# What to do
The response should consist of the records that follow, printed exactly.

# Material for the task
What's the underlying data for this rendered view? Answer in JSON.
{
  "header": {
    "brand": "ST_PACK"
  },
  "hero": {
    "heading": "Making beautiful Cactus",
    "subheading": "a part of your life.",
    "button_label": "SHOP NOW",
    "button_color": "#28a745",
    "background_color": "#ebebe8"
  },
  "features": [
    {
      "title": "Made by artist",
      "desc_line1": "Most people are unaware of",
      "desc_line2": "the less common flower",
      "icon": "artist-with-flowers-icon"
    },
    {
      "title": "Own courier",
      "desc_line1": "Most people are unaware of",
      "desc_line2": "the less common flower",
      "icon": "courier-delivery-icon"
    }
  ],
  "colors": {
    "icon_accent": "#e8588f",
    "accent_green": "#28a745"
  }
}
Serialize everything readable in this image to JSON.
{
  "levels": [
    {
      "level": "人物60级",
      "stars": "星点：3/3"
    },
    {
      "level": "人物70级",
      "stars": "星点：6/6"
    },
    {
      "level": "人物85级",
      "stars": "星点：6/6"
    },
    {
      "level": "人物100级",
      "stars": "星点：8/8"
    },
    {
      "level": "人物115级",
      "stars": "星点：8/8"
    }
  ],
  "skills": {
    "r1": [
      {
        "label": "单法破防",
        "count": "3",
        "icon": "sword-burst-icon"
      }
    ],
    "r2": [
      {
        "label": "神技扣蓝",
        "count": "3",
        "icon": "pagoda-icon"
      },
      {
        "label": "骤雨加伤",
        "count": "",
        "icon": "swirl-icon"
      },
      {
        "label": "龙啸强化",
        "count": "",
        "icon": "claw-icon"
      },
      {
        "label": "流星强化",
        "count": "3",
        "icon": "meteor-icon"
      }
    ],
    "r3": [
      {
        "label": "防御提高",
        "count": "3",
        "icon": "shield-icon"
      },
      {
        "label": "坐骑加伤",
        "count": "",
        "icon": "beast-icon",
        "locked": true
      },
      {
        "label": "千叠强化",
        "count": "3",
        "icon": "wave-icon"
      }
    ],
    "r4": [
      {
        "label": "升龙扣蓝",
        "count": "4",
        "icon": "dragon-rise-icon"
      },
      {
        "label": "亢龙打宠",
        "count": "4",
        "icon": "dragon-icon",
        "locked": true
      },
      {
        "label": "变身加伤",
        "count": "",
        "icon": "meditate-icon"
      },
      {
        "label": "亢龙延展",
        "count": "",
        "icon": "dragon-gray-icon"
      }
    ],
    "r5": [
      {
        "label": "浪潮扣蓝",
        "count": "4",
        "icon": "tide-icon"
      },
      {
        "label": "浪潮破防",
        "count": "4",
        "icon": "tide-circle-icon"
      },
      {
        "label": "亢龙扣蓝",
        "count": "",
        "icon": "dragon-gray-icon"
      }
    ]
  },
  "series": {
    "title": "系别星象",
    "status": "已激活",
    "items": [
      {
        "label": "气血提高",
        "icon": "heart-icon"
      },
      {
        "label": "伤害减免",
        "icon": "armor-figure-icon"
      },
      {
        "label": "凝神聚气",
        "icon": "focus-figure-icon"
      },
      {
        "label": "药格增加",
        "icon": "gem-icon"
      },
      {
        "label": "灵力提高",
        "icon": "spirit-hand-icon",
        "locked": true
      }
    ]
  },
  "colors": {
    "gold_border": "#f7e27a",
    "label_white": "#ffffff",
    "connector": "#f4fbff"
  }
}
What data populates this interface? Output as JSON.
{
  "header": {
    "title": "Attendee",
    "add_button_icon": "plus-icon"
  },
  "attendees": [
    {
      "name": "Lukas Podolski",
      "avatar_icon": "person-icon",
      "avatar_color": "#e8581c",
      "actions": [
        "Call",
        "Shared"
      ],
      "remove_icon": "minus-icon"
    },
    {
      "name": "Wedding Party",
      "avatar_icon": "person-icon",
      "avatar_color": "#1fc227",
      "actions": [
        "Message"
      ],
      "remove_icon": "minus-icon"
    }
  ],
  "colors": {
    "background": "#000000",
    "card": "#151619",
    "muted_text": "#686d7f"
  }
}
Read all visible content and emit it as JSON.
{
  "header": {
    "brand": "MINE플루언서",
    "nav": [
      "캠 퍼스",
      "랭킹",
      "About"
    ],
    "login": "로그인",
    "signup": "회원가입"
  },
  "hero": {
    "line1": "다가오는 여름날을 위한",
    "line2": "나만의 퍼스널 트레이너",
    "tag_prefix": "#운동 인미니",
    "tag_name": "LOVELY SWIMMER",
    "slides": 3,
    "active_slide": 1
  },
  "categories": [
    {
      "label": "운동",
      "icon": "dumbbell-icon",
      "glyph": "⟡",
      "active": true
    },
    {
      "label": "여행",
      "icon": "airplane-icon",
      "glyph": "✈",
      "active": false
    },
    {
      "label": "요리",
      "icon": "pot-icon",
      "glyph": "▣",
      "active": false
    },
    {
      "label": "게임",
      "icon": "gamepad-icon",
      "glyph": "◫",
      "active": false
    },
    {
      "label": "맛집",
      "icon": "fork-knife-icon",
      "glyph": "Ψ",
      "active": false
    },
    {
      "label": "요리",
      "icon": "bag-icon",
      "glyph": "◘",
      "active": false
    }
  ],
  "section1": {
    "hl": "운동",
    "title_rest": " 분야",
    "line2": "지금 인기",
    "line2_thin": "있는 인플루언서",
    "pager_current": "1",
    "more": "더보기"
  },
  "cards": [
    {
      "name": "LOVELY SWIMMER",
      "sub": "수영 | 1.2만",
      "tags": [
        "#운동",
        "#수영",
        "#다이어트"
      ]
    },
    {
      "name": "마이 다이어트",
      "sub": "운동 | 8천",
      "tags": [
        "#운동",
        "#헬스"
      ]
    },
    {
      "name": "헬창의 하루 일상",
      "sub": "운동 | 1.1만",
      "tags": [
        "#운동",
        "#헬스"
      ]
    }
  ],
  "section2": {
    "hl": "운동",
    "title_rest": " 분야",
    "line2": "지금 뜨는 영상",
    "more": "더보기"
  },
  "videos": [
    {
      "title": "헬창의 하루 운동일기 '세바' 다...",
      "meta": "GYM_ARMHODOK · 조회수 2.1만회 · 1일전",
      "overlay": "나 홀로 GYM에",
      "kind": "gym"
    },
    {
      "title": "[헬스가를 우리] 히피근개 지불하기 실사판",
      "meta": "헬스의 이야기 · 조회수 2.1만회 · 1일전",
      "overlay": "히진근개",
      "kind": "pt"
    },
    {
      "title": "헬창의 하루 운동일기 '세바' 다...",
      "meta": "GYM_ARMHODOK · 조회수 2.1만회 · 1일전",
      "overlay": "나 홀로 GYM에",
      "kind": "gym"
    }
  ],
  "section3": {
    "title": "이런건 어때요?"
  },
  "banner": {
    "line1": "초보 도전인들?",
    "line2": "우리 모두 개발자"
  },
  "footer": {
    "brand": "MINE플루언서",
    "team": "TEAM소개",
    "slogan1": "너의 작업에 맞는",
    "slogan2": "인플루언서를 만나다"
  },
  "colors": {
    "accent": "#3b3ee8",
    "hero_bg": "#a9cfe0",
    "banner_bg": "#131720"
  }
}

# Response to this task
What's the underlying data for this rendered view? Answer in JSON.
{
  "header": {
    "brand": "ST_PACK"
  },
  "hero": {
    "heading": "Making beautiful Cactus",
    "subheading": "a part of your life.",
    "button_label": "SHOP NOW",
    "button_color": "#28a745",
    "background_color": "#ebebe8"
  },
  "features": [
    {
      "title": "Made by artist",
      "desc_line1": "Most people are unaware of",
      "desc_line2": "the less common flower",
      "icon": "artist-with-flowers-icon"
    },
    {
      "title": "Own courier",
      "desc_line1": "Most people are unaware of",
      "desc_line2": "the less common flower",
      "icon": "courier-delivery-icon"
    }
  ],
  "colors": {
    "icon_accent": "#e8588f",
    "accent_green": "#28a745"
  }
}
Serialize everything readable in this image to JSON.
{
  "levels": [
    {
      "level": "人物60级",
      "stars": "星点：3/3"
    },
    {
      "level": "人物70级",
      "stars": "星点：6/6"
    },
    {
      "level": "人物85级",
      "stars": "星点：6/6"
    },
    {
      "level": "人物100级",
      "stars": "星点：8/8"
    },
    {
      "level": "人物115级",
      "stars": "星点：8/8"
    }
  ],
  "skills": {
    "r1": [
      {
        "label": "单法破防",
        "count": "3",
        "icon": "sword-burst-icon"
      }
    ],
    "r2": [
      {
        "label": "神技扣蓝",
        "count": "3",
        "icon": "pagoda-icon"
      },
      {
        "label": "骤雨加伤",
        "count": "",
        "icon": "swirl-icon"
      },
      {
        "label": "龙啸强化",
        "count": "",
        "icon": "claw-icon"
      },
      {
        "label": "流星强化",
        "count": "3",
        "icon": "meteor-icon"
      }
    ],
    "r3": [
      {
        "label": "防御提高",
        "count": "3",
        "icon": "shield-icon"
      },
      {
        "label": "坐骑加伤",
        "count": "",
        "icon": "beast-icon",
        "locked": true
      },
      {
        "label": "千叠强化",
        "count": "3",
        "icon": "wave-icon"
      }
    ],
    "r4": [
      {
        "label": "升龙扣蓝",
        "count": "4",
        "icon": "dragon-rise-icon"
      },
      {
        "label": "亢龙打宠",
        "count": "4",
        "icon": "dragon-icon",
        "locked": true
      },
      {
        "label": "变身加伤",
        "count": "",
        "icon": "meditate-icon"
      },
      {
        "label": "亢龙延展",
        "count": "",
        "icon": "dragon-gray-icon"
      }
    ],
    "r5": [
      {
        "label": "浪潮扣蓝",
        "count": "4",
        "icon": "tide-icon"
      },
      {
        "label": "浪潮破防",
        "count": "4",
        "icon": "tide-circle-icon"
      },
      {
        "label": "亢龙扣蓝",
        "count": "",
        "icon": "dragon-gray-icon"
      }
    ]
  },
  "series": {
    "title": "系别星象",
    "status": "已激活",
    "items": [
      {
        "label": "气血提高",
        "icon": "heart-icon"
      },
      {
        "label": "伤害减免",
        "icon": "armor-figure-icon"
      },
      {
        "label": "凝神聚气",
        "icon": "focus-figure-icon"
      },
      {
        "label": "药格增加",
        "icon": "gem-icon"
      },
      {
        "label": "灵力提高",
        "icon": "spirit-hand-icon",
        "locked": true
      }
    ]
  },
  "colors": {
    "gold_border": "#f7e27a",
    "label_white": "#ffffff",
    "connector": "#f4fbff"
  }
}
What data populates this interface? Output as JSON.
{
  "header": {
    "title": "Attendee",
    "add_button_icon": "plus-icon"
  },
  "attendees": [
    {
      "name": "Lukas Podolski",
      "avatar_icon": "person-icon",
      "avatar_color": "#e8581c",
      "actions": [
        "Call",
        "Shared"
      ],
      "remove_icon": "minus-icon"
    },
    {
      "name": "Wedding Party",
      "avatar_icon": "person-icon",
      "avatar_color": "#1fc227",
      "actions": [
        "Message"
      ],
      "remove_icon": "minus-icon"
    }
  ],
  "colors": {
    "background": "#000000",
    "card": "#151619",
    "muted_text": "#686d7f"
  }
}
Read all visible content and emit it as JSON.
{
  "header": {
    "brand": "MINE플루언서",
    "nav": [
      "캠 퍼스",
      "랭킹",
      "About"
    ],
    "login": "로그인",
    "signup": "회원가입"
  },
  "hero": {
    "line1": "다가오는 여름날을 위한",
    "line2": "나만의 퍼스널 트레이너",
    "tag_prefix": "#운동 인미니",
    "tag_name": "LOVELY SWIMMER",
    "slides": 3,
    "active_slide": 1
  },
  "categories": [
    {
      "label": "운동",
      "icon": "dumbbell-icon",
      "glyph": "⟡",
      "active": true
    },
    {
      "label": "여행",
      "icon": "airplane-icon",
      "glyph": "✈",
      "active": false
    },
    {
      "label": "요리",
      "icon": "pot-icon",
      "glyph": "▣",
      "active": false
    },
    {
      "label": "게임",
      "icon": "gamepad-icon",
      "glyph": "◫",
      "active": false
    },
    {
      "label": "맛집",
      "icon": "fork-knife-icon",
      "glyph": "Ψ",
      "active": false
    },
    {
      "label": "요리",
      "icon": "bag-icon",
      "glyph": "◘",
      "active": false
    }
  ],
  "section1": {
    "hl": "운동",
    "title_rest": " 분야",
    "line2": "지금 인기",
    "line2_thin": "있는 인플루언서",
    "pager_current": "1",
    "more": "더보기"
  },
  "cards": [
    {
      "name": "LOVELY SWIMMER",
      "sub": "수영 | 1.2만",
      "tags": [
        "#운동",
        "#수영",
        "#다이어트"
      ]
    },
    {
      "name": "마이 다이어트",
      "sub": "운동 | 8천",
      "tags": [
        "#운동",
        "#헬스"
      ]
    },
    {
      "name": "헬창의 하루 일상",
      "sub": "운동 | 1.1만",
      "tags": [
        "#운동",
        "#헬스"
      ]
    }
  ],
  "section2": {
    "hl": "운동",
    "title_rest": " 분야",
    "line2": "지금 뜨는 영상",
    "more": "더보기"
  },
  "videos": [
    {
      "title": "헬창의 하루 운동일기 '세바' 다...",
      "meta": "GYM_ARMHODOK · 조회수 2.1만회 · 1일전",
      "overlay": "나 홀로 GYM에",
      "kind": "gym"
    },
    {
      "title": "[헬스가를 우리] 히피근개 지불하기 실사판",
      "meta": "헬스의 이야기 · 조회수 2.1만회 · 1일전",
      "overlay": "히진근개",
      "kind": "pt"
    },
    {
      "title": "헬창의 하루 운동일기 '세바' 다...",
      "meta": "GYM_ARMHODOK · 조회수 2.1만회 · 1일전",
      "overlay": "나 홀로 GYM에",
      "kind": "gym"
    }
  ],
  "section3": {
    "title": "이런건 어때요?"
  },
  "banner": {
    "line1": "초보 도전인들?",
    "line2": "우리 모두 개발자"
  },
  "footer": {
    "brand": "MINE플루언서",
    "team": "TEAM소개",
    "slogan1": "너의 작업에 맞는",
    "slogan2": "인플루언서를 만나다"
  },
  "colors": {
    "accent": "#3b3ee8",
    "hero_bg": "#a9cfe0",
    "banner_bg": "#131720"
  }
}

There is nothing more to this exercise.